[Extracted records Boundary: Start]
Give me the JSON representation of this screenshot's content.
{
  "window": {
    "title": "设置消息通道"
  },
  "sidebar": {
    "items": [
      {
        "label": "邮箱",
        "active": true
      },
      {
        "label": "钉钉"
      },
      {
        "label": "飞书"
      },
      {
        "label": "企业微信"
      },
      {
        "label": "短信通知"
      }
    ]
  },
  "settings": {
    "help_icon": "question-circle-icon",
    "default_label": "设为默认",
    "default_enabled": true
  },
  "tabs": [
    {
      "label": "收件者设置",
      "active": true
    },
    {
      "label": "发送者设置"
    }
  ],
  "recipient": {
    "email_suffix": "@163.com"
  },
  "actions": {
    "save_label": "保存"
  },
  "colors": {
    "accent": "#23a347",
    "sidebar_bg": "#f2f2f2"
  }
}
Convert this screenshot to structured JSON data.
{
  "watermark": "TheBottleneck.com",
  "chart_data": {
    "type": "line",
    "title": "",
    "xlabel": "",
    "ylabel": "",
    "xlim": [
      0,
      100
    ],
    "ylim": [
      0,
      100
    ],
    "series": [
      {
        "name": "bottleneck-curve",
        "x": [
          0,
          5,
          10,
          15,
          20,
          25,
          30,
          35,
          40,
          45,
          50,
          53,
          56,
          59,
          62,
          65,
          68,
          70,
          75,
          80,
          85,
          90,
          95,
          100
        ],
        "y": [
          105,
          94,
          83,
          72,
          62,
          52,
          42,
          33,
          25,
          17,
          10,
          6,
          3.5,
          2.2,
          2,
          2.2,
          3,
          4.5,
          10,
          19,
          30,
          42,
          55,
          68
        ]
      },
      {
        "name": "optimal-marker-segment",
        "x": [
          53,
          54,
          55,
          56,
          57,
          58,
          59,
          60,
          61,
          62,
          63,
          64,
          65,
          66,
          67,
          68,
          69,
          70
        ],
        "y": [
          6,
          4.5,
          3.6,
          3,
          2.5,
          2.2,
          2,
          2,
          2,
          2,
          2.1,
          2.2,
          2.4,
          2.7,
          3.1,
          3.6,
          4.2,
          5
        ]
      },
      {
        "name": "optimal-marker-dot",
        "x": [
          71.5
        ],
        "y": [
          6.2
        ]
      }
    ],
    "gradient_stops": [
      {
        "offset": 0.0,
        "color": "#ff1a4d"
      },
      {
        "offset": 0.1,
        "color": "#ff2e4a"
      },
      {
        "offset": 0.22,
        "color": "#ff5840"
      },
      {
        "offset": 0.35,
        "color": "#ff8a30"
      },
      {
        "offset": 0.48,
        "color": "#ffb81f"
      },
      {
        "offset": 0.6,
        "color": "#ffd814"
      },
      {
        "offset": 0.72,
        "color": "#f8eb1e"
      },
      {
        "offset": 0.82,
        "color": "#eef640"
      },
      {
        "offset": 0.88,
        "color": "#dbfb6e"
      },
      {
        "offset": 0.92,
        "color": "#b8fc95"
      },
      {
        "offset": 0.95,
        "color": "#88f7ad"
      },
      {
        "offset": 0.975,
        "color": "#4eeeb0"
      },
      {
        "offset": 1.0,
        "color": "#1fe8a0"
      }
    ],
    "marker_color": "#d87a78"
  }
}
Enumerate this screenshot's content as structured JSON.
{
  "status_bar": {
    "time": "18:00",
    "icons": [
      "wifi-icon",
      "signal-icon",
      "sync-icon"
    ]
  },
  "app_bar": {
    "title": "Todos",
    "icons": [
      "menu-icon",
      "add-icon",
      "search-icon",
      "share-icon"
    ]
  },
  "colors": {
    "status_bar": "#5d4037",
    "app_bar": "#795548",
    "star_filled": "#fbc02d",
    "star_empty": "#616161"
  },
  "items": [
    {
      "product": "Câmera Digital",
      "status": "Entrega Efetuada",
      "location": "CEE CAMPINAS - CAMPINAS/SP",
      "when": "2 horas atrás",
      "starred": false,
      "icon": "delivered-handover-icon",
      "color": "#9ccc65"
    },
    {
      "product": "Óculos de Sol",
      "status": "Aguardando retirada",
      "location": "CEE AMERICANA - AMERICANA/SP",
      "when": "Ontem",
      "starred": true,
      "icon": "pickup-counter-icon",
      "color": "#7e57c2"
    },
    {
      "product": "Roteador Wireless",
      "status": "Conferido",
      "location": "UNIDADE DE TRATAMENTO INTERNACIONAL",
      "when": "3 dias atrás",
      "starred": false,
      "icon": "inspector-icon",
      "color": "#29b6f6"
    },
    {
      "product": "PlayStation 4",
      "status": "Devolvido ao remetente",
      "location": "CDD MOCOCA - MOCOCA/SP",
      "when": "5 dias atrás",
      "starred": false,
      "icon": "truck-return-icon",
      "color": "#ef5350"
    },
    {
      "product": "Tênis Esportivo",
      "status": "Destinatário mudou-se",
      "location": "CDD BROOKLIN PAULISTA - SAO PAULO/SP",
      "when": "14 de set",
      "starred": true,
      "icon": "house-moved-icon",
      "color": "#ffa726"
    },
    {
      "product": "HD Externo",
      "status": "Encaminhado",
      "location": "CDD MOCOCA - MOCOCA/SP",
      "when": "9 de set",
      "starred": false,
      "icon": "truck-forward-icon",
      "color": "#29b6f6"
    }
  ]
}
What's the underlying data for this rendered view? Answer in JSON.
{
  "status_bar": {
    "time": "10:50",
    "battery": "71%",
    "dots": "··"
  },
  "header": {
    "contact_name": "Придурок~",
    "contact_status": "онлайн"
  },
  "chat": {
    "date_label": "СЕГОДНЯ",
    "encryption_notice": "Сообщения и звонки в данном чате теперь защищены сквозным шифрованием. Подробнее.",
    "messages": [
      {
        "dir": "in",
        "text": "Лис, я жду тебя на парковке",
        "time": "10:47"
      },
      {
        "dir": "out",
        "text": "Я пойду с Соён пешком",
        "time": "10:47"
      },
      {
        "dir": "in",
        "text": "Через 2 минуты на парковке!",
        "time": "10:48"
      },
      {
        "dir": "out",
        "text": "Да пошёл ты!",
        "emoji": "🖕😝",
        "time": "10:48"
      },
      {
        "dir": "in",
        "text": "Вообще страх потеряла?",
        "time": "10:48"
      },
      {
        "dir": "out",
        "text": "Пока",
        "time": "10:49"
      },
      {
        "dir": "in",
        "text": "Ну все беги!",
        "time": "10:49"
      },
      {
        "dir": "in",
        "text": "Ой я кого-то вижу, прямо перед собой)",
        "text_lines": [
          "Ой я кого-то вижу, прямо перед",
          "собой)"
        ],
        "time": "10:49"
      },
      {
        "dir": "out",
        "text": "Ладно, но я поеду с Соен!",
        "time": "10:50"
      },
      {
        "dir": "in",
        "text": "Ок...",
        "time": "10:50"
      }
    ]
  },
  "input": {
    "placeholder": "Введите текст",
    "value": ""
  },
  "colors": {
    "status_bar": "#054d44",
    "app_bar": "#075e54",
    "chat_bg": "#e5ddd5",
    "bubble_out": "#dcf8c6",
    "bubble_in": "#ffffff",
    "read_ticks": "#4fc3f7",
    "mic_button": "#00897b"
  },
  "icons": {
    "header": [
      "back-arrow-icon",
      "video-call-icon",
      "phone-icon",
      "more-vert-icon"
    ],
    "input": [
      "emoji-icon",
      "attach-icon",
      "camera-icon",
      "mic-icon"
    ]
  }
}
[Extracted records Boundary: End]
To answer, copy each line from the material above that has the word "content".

Output of the task
Give me the JSON representation of this screenshot's content.
Enumerate this screenshot's content as structured JSON.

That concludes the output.